-- Study material --
────────────────────────────────────────
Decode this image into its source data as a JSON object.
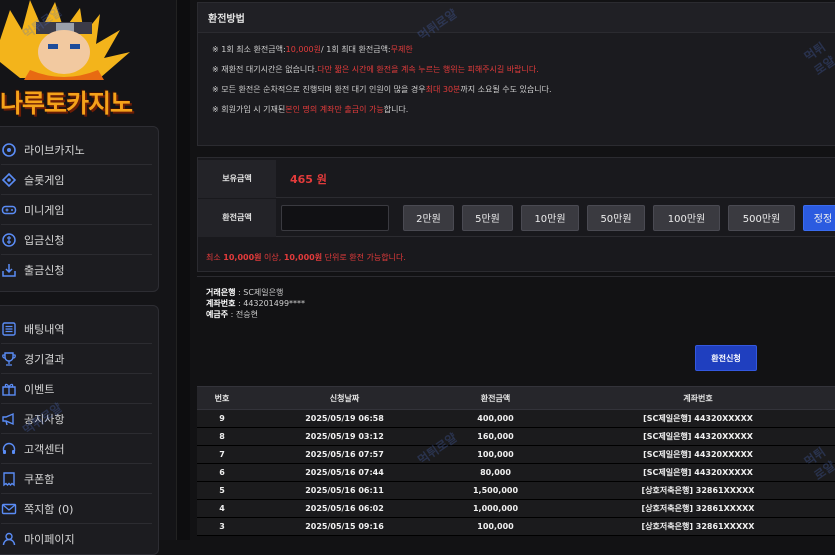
{
  "logo": {
    "text": "나루토카지노"
  },
  "watermark": "먹튀로얄",
  "sidebar": {
    "top_items": [
      {
        "label": "라이브카지노",
        "icon": "casino-chip-icon"
      },
      {
        "label": "슬롯게임",
        "icon": "slot-diamond-icon"
      },
      {
        "label": "미니게임",
        "icon": "gamepad-icon"
      },
      {
        "label": "입금신청",
        "icon": "deposit-coin-icon"
      },
      {
        "label": "출금신청",
        "icon": "withdraw-box-icon"
      }
    ],
    "bottom_items": [
      {
        "label": "배팅내역",
        "icon": "list-icon"
      },
      {
        "label": "경기결과",
        "icon": "trophy-icon"
      },
      {
        "label": "이벤트",
        "icon": "gift-icon"
      },
      {
        "label": "공지사항",
        "icon": "megaphone-icon"
      },
      {
        "label": "고객센터",
        "icon": "headset-icon"
      },
      {
        "label": "쿠폰함",
        "icon": "coupon-icon"
      },
      {
        "label": "쪽지함 (0)",
        "icon": "mail-icon"
      },
      {
        "label": "마이페이지",
        "icon": "user-icon"
      }
    ]
  },
  "guide": {
    "title": "환전방법",
    "lines": [
      {
        "parts": [
          {
            "t": "※ 1회 최소 환전금액: ",
            "red": false
          },
          {
            "t": "10,000원",
            "red": true
          },
          {
            "t": " / 1회 최대 환전금액: ",
            "red": false
          },
          {
            "t": "무제한",
            "red": true
          }
        ]
      },
      {
        "parts": [
          {
            "t": "※ 재환전 대기시간은 없습니다. ",
            "red": false
          },
          {
            "t": "다만 짧은 시간에 환전을 계속 누르는 행위는 피해주시길 바랍니다.",
            "red": true
          }
        ]
      },
      {
        "parts": [
          {
            "t": "※ 모든 환전은 순차적으로 진행되며 환전 대기 인원이 많을 경우 ",
            "red": false
          },
          {
            "t": "최대 30분",
            "red": true
          },
          {
            "t": " 까지 소요될 수도 있습니다.",
            "red": false
          }
        ]
      },
      {
        "parts": [
          {
            "t": "※ 회원가입 시 기재된 ",
            "red": false
          },
          {
            "t": "본인 명의 계좌만 출금이 가능",
            "red": true
          },
          {
            "t": " 합니다.",
            "red": false
          }
        ]
      }
    ]
  },
  "form": {
    "balance_label": "보유금액",
    "balance_value": "465 원",
    "amount_label": "환전금액",
    "amount_value": "",
    "amount_buttons": [
      "2만원",
      "5만원",
      "10만원",
      "50만원",
      "100만원",
      "500만원",
      "정정"
    ],
    "note_prefix": "최소 ",
    "note_min": "10,000원",
    "note_mid": " 이상, ",
    "note_unit": "10,000원",
    "note_suffix": " 단위로 환전 가능합니다."
  },
  "bank": {
    "bank_label": "거래은행",
    "bank_value": " : SC제일은행",
    "account_label": "계좌번호",
    "account_value": " : 443201499****",
    "holder_label": "예금주",
    "holder_value": " : 전승현"
  },
  "submit_label": "환전신청",
  "table": {
    "headers": [
      "번호",
      "신청날짜",
      "환전금액",
      "계좌번호"
    ],
    "rows": [
      [
        "9",
        "2025/05/19 06:58",
        "400,000",
        "[SC제일은행] 44320XXXXX"
      ],
      [
        "8",
        "2025/05/19 03:12",
        "160,000",
        "[SC제일은행] 44320XXXXX"
      ],
      [
        "7",
        "2025/05/16 07:57",
        "100,000",
        "[SC제일은행] 44320XXXXX"
      ],
      [
        "6",
        "2025/05/16 07:44",
        "80,000",
        "[SC제일은행] 44320XXXXX"
      ],
      [
        "5",
        "2025/05/16 06:11",
        "1,500,000",
        "[상호저축은행] 32861XXXXX"
      ],
      [
        "4",
        "2025/05/16 06:02",
        "1,000,000",
        "[상호저축은행] 32861XXXXX"
      ],
      [
        "3",
        "2025/05/15 09:16",
        "100,000",
        "[상호저축은행] 32861XXXXX"
      ]
    ]
  },
  "colors": {
    "accent_red": "#e33b3b",
    "button_blue": "#2b5be0",
    "logo_orange": "#f5a21a"
  }
}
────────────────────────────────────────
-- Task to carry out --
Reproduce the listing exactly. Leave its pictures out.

-- Answer for this exercise --
Decode this image into its source data as a JSON object.
{
  "logo": {
    "text": "나루토카지노"
  },
  "watermark": "먹튀로얄",
  "sidebar": {
    "top_items": [
      {
        "label": "라이브카지노",
        "icon": "casino-chip-icon"
      },
      {
        "label": "슬롯게임",
        "icon": "slot-diamond-icon"
      },
      {
        "label": "미니게임",
        "icon": "gamepad-icon"
      },
      {
        "label": "입금신청",
        "icon": "deposit-coin-icon"
      },
      {
        "label": "출금신청",
        "icon": "withdraw-box-icon"
      }
    ],
    "bottom_items": [
      {
        "label": "배팅내역",
        "icon": "list-icon"
      },
      {
        "label": "경기결과",
        "icon": "trophy-icon"
      },
      {
        "label": "이벤트",
        "icon": "gift-icon"
      },
      {
        "label": "공지사항",
        "icon": "megaphone-icon"
      },
      {
        "label": "고객센터",
        "icon": "headset-icon"
      },
      {
        "label": "쿠폰함",
        "icon": "coupon-icon"
      },
      {
        "label": "쪽지함 (0)",
        "icon": "mail-icon"
      },
      {
        "label": "마이페이지",
        "icon": "user-icon"
      }
    ]
  },
  "guide": {
    "title": "환전방법",
    "lines": [
      {
        "parts": [
          {
            "t": "※ 1회 최소 환전금액: ",
            "red": false
          },
          {
            "t": "10,000원",
            "red": true
          },
          {
            "t": " / 1회 최대 환전금액: ",
            "red": false
          },
          {
            "t": "무제한",
            "red": true
          }
        ]
      },
      {
        "parts": [
          {
            "t": "※ 재환전 대기시간은 없습니다. ",
            "red": false
          },
          {
            "t": "다만 짧은 시간에 환전을 계속 누르는 행위는 피해주시길 바랍니다.",
            "red": true
          }
        ]
      },
      {
        "parts": [
          {
            "t": "※ 모든 환전은 순차적으로 진행되며 환전 대기 인원이 많을 경우 ",
            "red": false
          },
          {
            "t": "최대 30분",
            "red": true
          },
          {
            "t": " 까지 소요될 수도 있습니다.",
            "red": false
          }
        ]
      },
      {
        "parts": [
          {
            "t": "※ 회원가입 시 기재된 ",
            "red": false
          },
          {
            "t": "본인 명의 계좌만 출금이 가능",
            "red": true
          },
          {
            "t": " 합니다.",
            "red": false
          }
        ]
      }
    ]
  },
  "form": {
    "balance_label": "보유금액",
    "balance_value": "465 원",
    "amount_label": "환전금액",
    "amount_value": "",
    "amount_buttons": [
      "2만원",
      "5만원",
      "10만원",
      "50만원",
      "100만원",
      "500만원",
      "정정"
    ],
    "note_prefix": "최소 ",
    "note_min": "10,000원",
    "note_mid": " 이상, ",
    "note_unit": "10,000원",
    "note_suffix": " 단위로 환전 가능합니다."
  },
  "bank": {
    "bank_label": "거래은행",
    "bank_value": " : SC제일은행",
    "account_label": "계좌번호",
    "account_value": " : 443201499****",
    "holder_label": "예금주",
    "holder_value": " : 전승현"
  },
  "submit_label": "환전신청",
  "table": {
    "headers": [
      "번호",
      "신청날짜",
      "환전금액",
      "계좌번호"
    ],
    "rows": [
      [
        "9",
        "2025/05/19 06:58",
        "400,000",
        "[SC제일은행] 44320XXXXX"
      ],
      [
        "8",
        "2025/05/19 03:12",
        "160,000",
        "[SC제일은행] 44320XXXXX"
      ],
      [
        "7",
        "2025/05/16 07:57",
        "100,000",
        "[SC제일은행] 44320XXXXX"
      ],
      [
        "6",
        "2025/05/16 07:44",
        "80,000",
        "[SC제일은행] 44320XXXXX"
      ],
      [
        "5",
        "2025/05/16 06:11",
        "1,500,000",
        "[상호저축은행] 32861XXXXX"
      ],
      [
        "4",
        "2025/05/16 06:02",
        "1,000,000",
        "[상호저축은행] 32861XXXXX"
      ],
      [
        "3",
        "2025/05/15 09:16",
        "100,000",
        "[상호저축은행] 32861XXXXX"
      ]
    ]
  },
  "colors": {
    "accent_red": "#e33b3b",
    "button_blue": "#2b5be0",
    "logo_orange": "#f5a21a"
  }
}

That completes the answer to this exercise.